[Exercise input — start]

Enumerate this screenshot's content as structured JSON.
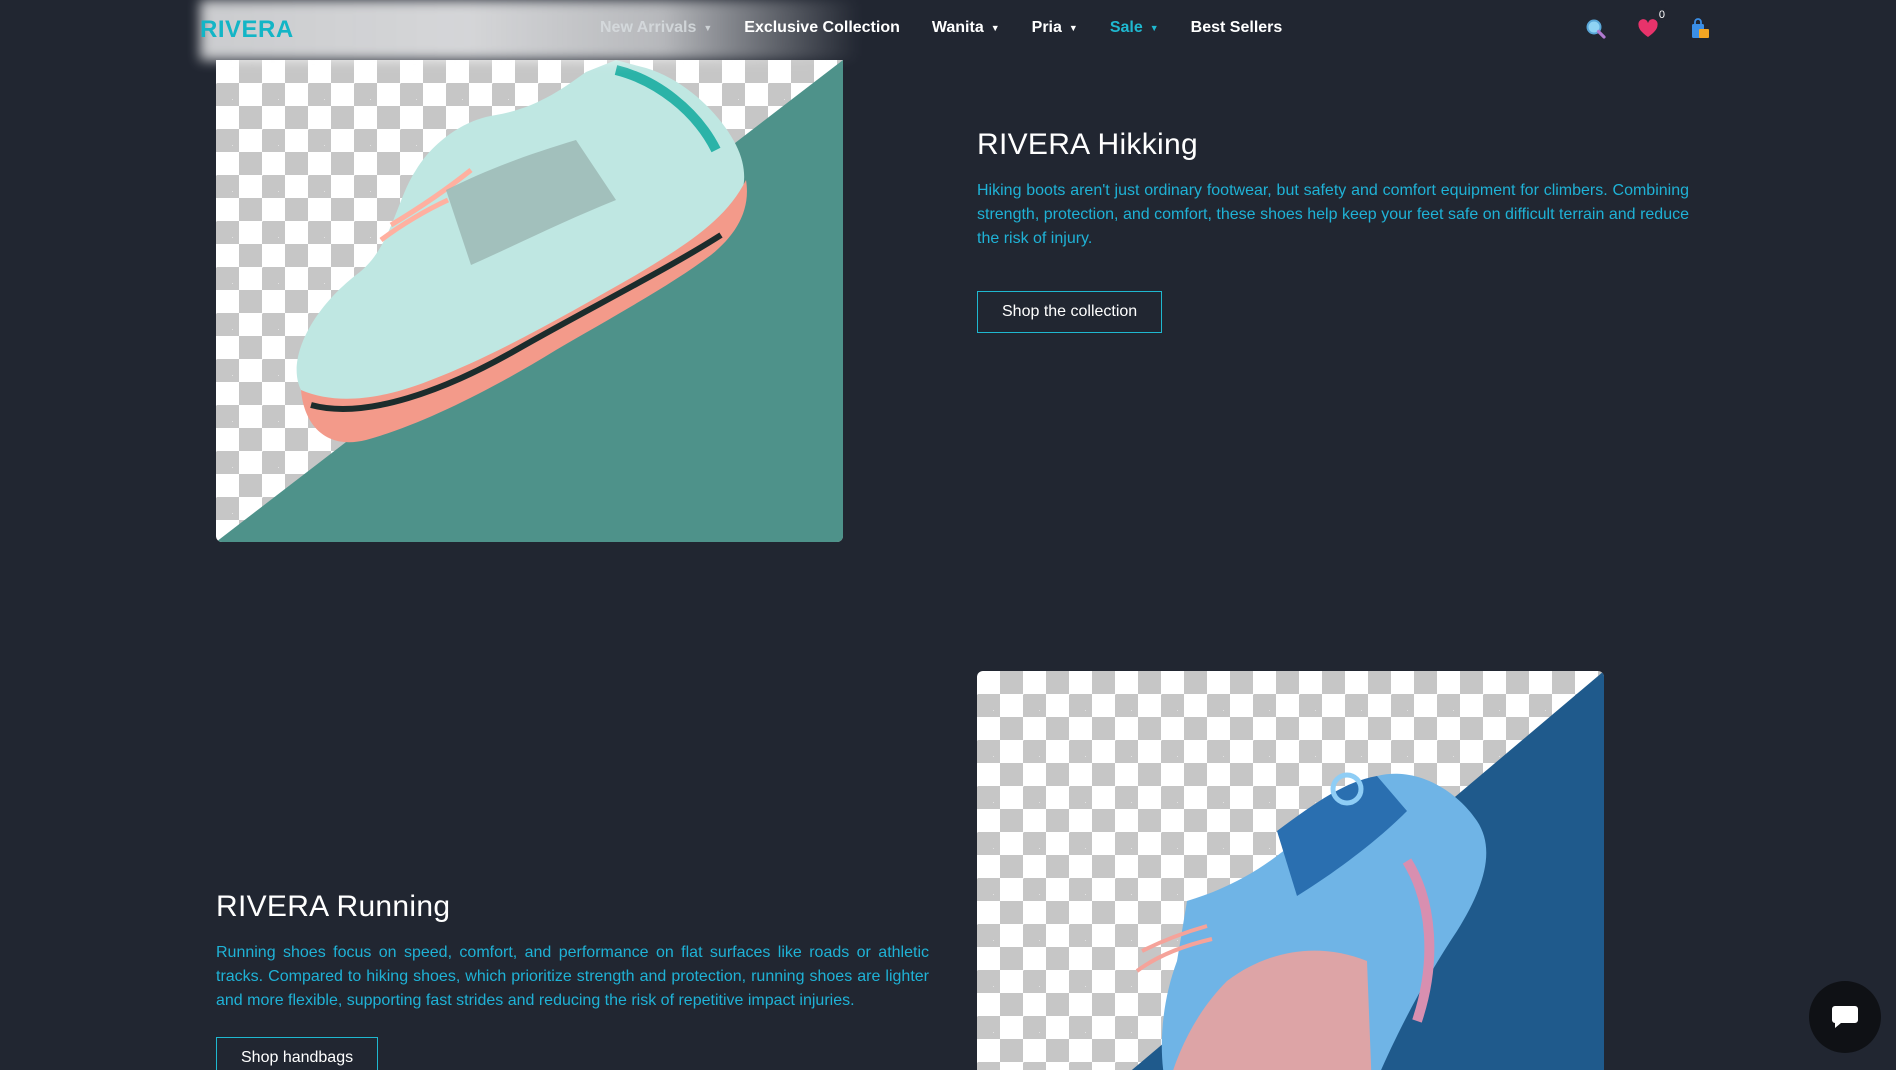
{
  "header": {
    "logo": "RIVERA",
    "nav": [
      {
        "label": "New Arrivals",
        "has_caret": true
      },
      {
        "label": "Exclusive Collection",
        "has_caret": false
      },
      {
        "label": "Wanita",
        "has_caret": true
      },
      {
        "label": "Pria",
        "has_caret": true
      },
      {
        "label": "Sale",
        "has_caret": true
      },
      {
        "label": "Best Sellers",
        "has_caret": false
      }
    ],
    "caret_glyph": "▼",
    "icons": [
      "search-icon",
      "heart-icon",
      "shopping-bag-icon"
    ],
    "wishlist_count": "0"
  },
  "sections": [
    {
      "title": "RIVERA Hikking",
      "description": "Hiking boots aren't just ordinary footwear, but safety and comfort equipment for climbers. Combining strength, protection, and comfort, these shoes help keep your feet safe on difficult terrain and reduce the risk of injury.",
      "button": "Shop the collection",
      "image_accent": "#4e928a"
    },
    {
      "title": "RIVERA Running",
      "description": "Running shoes focus on speed, comfort, and performance on flat surfaces like roads or athletic tracks. Compared to hiking shoes, which prioritize strength and protection, running shoes are lighter and more flexible, supporting fast strides and reducing the risk of repetitive impact injuries.",
      "button": "Shop handbags",
      "image_accent": "#1f5a8c"
    }
  ],
  "colors": {
    "background": "#212631",
    "accent": "#13b5c6",
    "text_accent": "#1fb2d6"
  },
  "chat_icon": "chat-bubble-icon"
}
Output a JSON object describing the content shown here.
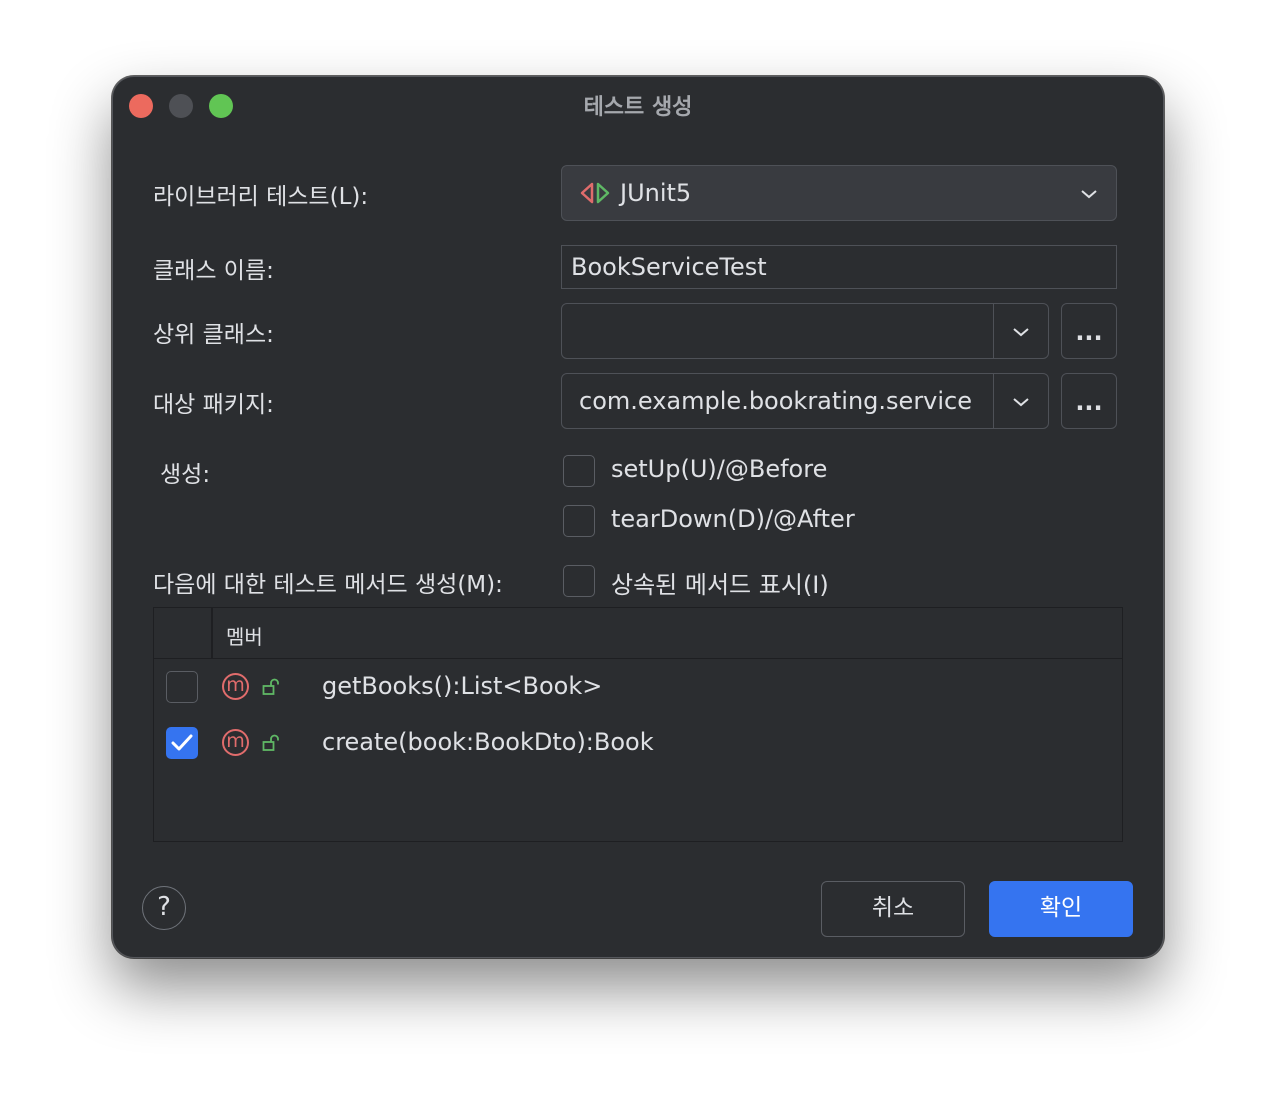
{
  "window": {
    "title": "테스트 생성"
  },
  "form": {
    "library_label": "라이브러리 테스트(L):",
    "library_value": "JUnit5",
    "library_icon": "junit-icon",
    "class_name_label": "클래스 이름:",
    "class_name_value": "BookServiceTest",
    "superclass_label": "상위 클래스:",
    "superclass_value": "",
    "package_label": "대상 패키지:",
    "package_value": "com.example.bookrating.service",
    "browse_label": "...",
    "generate_label": "생성:",
    "setup_label": "setUp(U)/@Before",
    "setup_checked": false,
    "teardown_label": "tearDown(D)/@After",
    "teardown_checked": false,
    "methods_label": "다음에 대한 테스트 메서드 생성(M):",
    "show_inherited_label": "상속된 메서드 표시(I)",
    "show_inherited_checked": false
  },
  "members_table": {
    "column_header": "멤버",
    "rows": [
      {
        "checked": false,
        "icon": "method-icon",
        "icon_text": "m",
        "visibility_icon": "public-lock-icon",
        "signature": "getBooks():List<Book>"
      },
      {
        "checked": true,
        "icon": "method-icon",
        "icon_text": "m",
        "visibility_icon": "public-lock-icon",
        "signature": "create(book:BookDto):Book"
      }
    ]
  },
  "footer": {
    "help_label": "?",
    "cancel_label": "취소",
    "ok_label": "확인"
  },
  "colors": {
    "background": "#2b2d30",
    "accent": "#3574f0",
    "method_icon": "#e06c6c",
    "junit_left": "#e06c6c",
    "junit_right": "#5fb865"
  }
}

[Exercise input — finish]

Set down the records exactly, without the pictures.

• [Answer below]
Enumerate this screenshot's content as structured JSON.
{
  "header": {
    "logo": "RIVERA",
    "nav": [
      {
        "label": "New Arrivals",
        "has_caret": true
      },
      {
        "label": "Exclusive Collection",
        "has_caret": false
      },
      {
        "label": "Wanita",
        "has_caret": true
      },
      {
        "label": "Pria",
        "has_caret": true
      },
      {
        "label": "Sale",
        "has_caret": true
      },
      {
        "label": "Best Sellers",
        "has_caret": false
      }
    ],
    "caret_glyph": "▼",
    "icons": [
      "search-icon",
      "heart-icon",
      "shopping-bag-icon"
    ],
    "wishlist_count": "0"
  },
  "sections": [
    {
      "title": "RIVERA Hikking",
      "description": "Hiking boots aren't just ordinary footwear, but safety and comfort equipment for climbers. Combining strength, protection, and comfort, these shoes help keep your feet safe on difficult terrain and reduce the risk of injury.",
      "button": "Shop the collection",
      "image_accent": "#4e928a"
    },
    {
      "title": "RIVERA Running",
      "description": "Running shoes focus on speed, comfort, and performance on flat surfaces like roads or athletic tracks. Compared to hiking shoes, which prioritize strength and protection, running shoes are lighter and more flexible, supporting fast strides and reducing the risk of repetitive impact injuries.",
      "button": "Shop handbags",
      "image_accent": "#1f5a8c"
    }
  ],
  "colors": {
    "background": "#212631",
    "accent": "#13b5c6",
    "text_accent": "#1fb2d6"
  },
  "chat_icon": "chat-bubble-icon"
}
Output a JSON object describing the content shown here.
{
  "window": {
    "title": "테스트 생성"
  },
  "form": {
    "library_label": "라이브러리 테스트(L):",
    "library_value": "JUnit5",
    "library_icon": "junit-icon",
    "class_name_label": "클래스 이름:",
    "class_name_value": "BookServiceTest",
    "superclass_label": "상위 클래스:",
    "superclass_value": "",
    "package_label": "대상 패키지:",
    "package_value": "com.example.bookrating.service",
    "browse_label": "...",
    "generate_label": "생성:",
    "setup_label": "setUp(U)/@Before",
    "setup_checked": false,
    "teardown_label": "tearDown(D)/@After",
    "teardown_checked": false,
    "methods_label": "다음에 대한 테스트 메서드 생성(M):",
    "show_inherited_label": "상속된 메서드 표시(I)",
    "show_inherited_checked": false
  },
  "members_table": {
    "column_header": "멤버",
    "rows": [
      {
        "checked": false,
        "icon": "method-icon",
        "icon_text": "m",
        "visibility_icon": "public-lock-icon",
        "signature": "getBooks():List<Book>"
      },
      {
        "checked": true,
        "icon": "method-icon",
        "icon_text": "m",
        "visibility_icon": "public-lock-icon",
        "signature": "create(book:BookDto):Book"
      }
    ]
  },
  "footer": {
    "help_label": "?",
    "cancel_label": "취소",
    "ok_label": "확인"
  },
  "colors": {
    "background": "#2b2d30",
    "accent": "#3574f0",
    "method_icon": "#e06c6c",
    "junit_left": "#e06c6c",
    "junit_right": "#5fb865"
  }
}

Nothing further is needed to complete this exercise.